But things change. National champions have to settle for 11th place at the biggest event of the season. Fans can’t find NBC’s scant two hours of traditional TV coverage of Worlds with a freaking magnifying glass, and the ratings show it. Die-hard fans are left praying they can find streaming video online from somewhere—anywhere(!), and in time to see someone they recognize.

How did we get here? You can count the ways any way you like: Miserable management (or should we say mis-management?). 2002 scandal. New scoring system. No fresh, consistent, memorable breakout stars. Kwan is all but retired. Young demographics would rather watch snowboarding. The list could stretch on into the summer and through to next season, but it hardly answers the next question: What do we do about it?

I don’t profess to have the answer listed in hidden code anywhere on this blog. Yes, change can feel most effective when it comes from the top— one look at our new presidential administration will tell you that. But we don’t get an election in our little frozen world.

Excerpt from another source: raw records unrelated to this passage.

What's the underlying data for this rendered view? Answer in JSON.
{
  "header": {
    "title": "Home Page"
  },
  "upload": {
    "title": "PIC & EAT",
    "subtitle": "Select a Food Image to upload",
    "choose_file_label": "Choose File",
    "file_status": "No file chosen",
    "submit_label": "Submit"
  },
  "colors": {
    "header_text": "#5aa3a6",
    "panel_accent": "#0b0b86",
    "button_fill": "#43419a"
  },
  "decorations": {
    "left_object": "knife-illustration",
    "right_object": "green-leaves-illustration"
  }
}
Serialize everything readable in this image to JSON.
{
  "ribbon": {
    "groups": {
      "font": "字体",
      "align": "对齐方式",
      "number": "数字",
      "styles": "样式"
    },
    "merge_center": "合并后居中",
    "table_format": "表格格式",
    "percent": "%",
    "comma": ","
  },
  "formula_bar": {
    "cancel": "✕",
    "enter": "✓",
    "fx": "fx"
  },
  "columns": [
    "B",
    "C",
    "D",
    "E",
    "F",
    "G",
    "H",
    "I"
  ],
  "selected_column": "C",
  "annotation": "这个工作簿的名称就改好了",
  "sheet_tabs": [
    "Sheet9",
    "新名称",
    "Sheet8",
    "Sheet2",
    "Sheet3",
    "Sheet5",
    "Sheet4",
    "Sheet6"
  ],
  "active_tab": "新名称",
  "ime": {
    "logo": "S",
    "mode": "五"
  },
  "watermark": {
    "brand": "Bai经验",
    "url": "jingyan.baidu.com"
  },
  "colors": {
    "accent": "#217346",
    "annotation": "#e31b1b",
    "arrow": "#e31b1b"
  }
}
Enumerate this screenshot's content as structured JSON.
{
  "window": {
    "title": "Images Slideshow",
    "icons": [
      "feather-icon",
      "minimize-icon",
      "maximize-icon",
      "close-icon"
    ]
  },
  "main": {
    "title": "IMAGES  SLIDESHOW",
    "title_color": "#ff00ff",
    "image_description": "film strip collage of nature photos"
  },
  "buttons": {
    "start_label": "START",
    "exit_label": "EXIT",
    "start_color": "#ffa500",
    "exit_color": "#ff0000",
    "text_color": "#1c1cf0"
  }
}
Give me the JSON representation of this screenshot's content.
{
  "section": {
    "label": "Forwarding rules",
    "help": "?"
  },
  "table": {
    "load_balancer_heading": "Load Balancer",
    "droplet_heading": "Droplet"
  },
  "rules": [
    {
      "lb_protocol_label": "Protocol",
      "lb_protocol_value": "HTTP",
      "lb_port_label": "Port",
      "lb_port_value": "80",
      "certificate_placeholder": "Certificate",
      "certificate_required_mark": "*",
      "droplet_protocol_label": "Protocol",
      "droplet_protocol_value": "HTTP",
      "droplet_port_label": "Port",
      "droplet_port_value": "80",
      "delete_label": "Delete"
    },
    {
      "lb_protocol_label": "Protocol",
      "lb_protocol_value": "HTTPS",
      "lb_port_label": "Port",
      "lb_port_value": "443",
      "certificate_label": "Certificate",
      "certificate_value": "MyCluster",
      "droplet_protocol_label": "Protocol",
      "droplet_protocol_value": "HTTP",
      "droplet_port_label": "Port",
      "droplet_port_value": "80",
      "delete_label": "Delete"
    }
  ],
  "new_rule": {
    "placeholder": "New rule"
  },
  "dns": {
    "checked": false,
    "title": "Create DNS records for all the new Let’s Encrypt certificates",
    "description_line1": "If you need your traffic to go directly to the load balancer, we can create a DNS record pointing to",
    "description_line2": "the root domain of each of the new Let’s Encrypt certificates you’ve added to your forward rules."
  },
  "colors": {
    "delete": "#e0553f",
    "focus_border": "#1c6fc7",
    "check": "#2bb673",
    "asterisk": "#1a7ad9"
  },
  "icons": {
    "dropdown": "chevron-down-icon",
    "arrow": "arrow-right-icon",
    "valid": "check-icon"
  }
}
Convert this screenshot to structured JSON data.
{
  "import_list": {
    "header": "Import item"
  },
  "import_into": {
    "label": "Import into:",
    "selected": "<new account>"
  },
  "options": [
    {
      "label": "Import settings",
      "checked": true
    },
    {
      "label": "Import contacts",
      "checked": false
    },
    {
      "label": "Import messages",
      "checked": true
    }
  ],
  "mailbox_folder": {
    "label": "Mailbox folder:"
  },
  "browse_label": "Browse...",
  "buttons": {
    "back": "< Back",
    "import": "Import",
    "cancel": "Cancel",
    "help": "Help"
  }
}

So, we can bemoan the paint-by-number routines, the suspicious judging, the “cost-cutting” reduction of judges, a seeming conspiracy to keep skating from even being seen at times… and even talk, openly and often, about how we don’t even watch when we DO have the opportunity… that IS something we can “elect” to do.

But it feels an awful lot to me like we’re giving up if that is all we do.

I love figure skating. From the moment I saw Dorothy Hamill in Innsbruck in 1976, it was love at first sight. And for me, at least, it’s not something from which I can divorce myself. It’s a blood relative, you might say. I competed for a while, won some stuff, and would like to think I could still at least turn in a decent forward scratch spin if I laced up my skates right now.

But televised skating is what has kept me connected through the years. It’s what hooked me, it’s what kept me in touch (just barely) as I got busy with other things in my high school and college years, and it’s what allowed me to know the sport inside-out, particularly in the 1990s. I may not love what’s being done to it at any given time, but I simply can’t abandon it. There has to be a better way.

So while the State of the Skate is anything but ideal, and we consequently head into this upcoming Winter Olympic season with a sense of anxiety more than we do a sense of eager anticipation, wondering who we can complain to, where we can best make our feelings known, and why a particular boneheaded decision is made in the first place.. the only definitive thing I can say is this: Keep watching, by any means necessary.

Because to watch is to care, to care is to get involved, and even if “getting involved” requires a god-awful amount of banging one’s fists against the wall, sooner or later, you’ve got to believe that the wall will crumble. And I, for one, would still love to see what’s on the other side of it.


Aaron said...

What a outstanding treatise on the state of skating as it currently is.

You are absolutely correct in that the best thing we can do is keep watching no matter what. Those that control viewership must know that watchers still exist.

Also, Happy Anniversary!

Sharon said...

I will always watch...I love skating, have been an uber fan for close to 30 years now. I so miss the heyday of the 90s when I could watch skating almost anytime I wanted! Even during the summer. Thank god for the internet now or I would be severely deprived. I so hope figure skating will rise once again, I feel that for the US fans, though, that will mean a star lady. Shame, since we have many other amazing skaters.

Laura said...

A call to action! I will keep watching. But it was sooo much better when I got to watch Worlds on Oxygen than when I had to fight with Icenetwork.com to stream crappy video. I wonder how the ratings were for that?

Kelli Lawrence said...

I have to say, I like Aaron's latest call to action better than my own (with all the e-mail addresses of people to write/speak your mind about the Olympic judging reduction). Sometimes I just don't know what to tell people!

Kelli Lawrence said...

P.S. Almost forgot-- thank you for the kind words Aaron!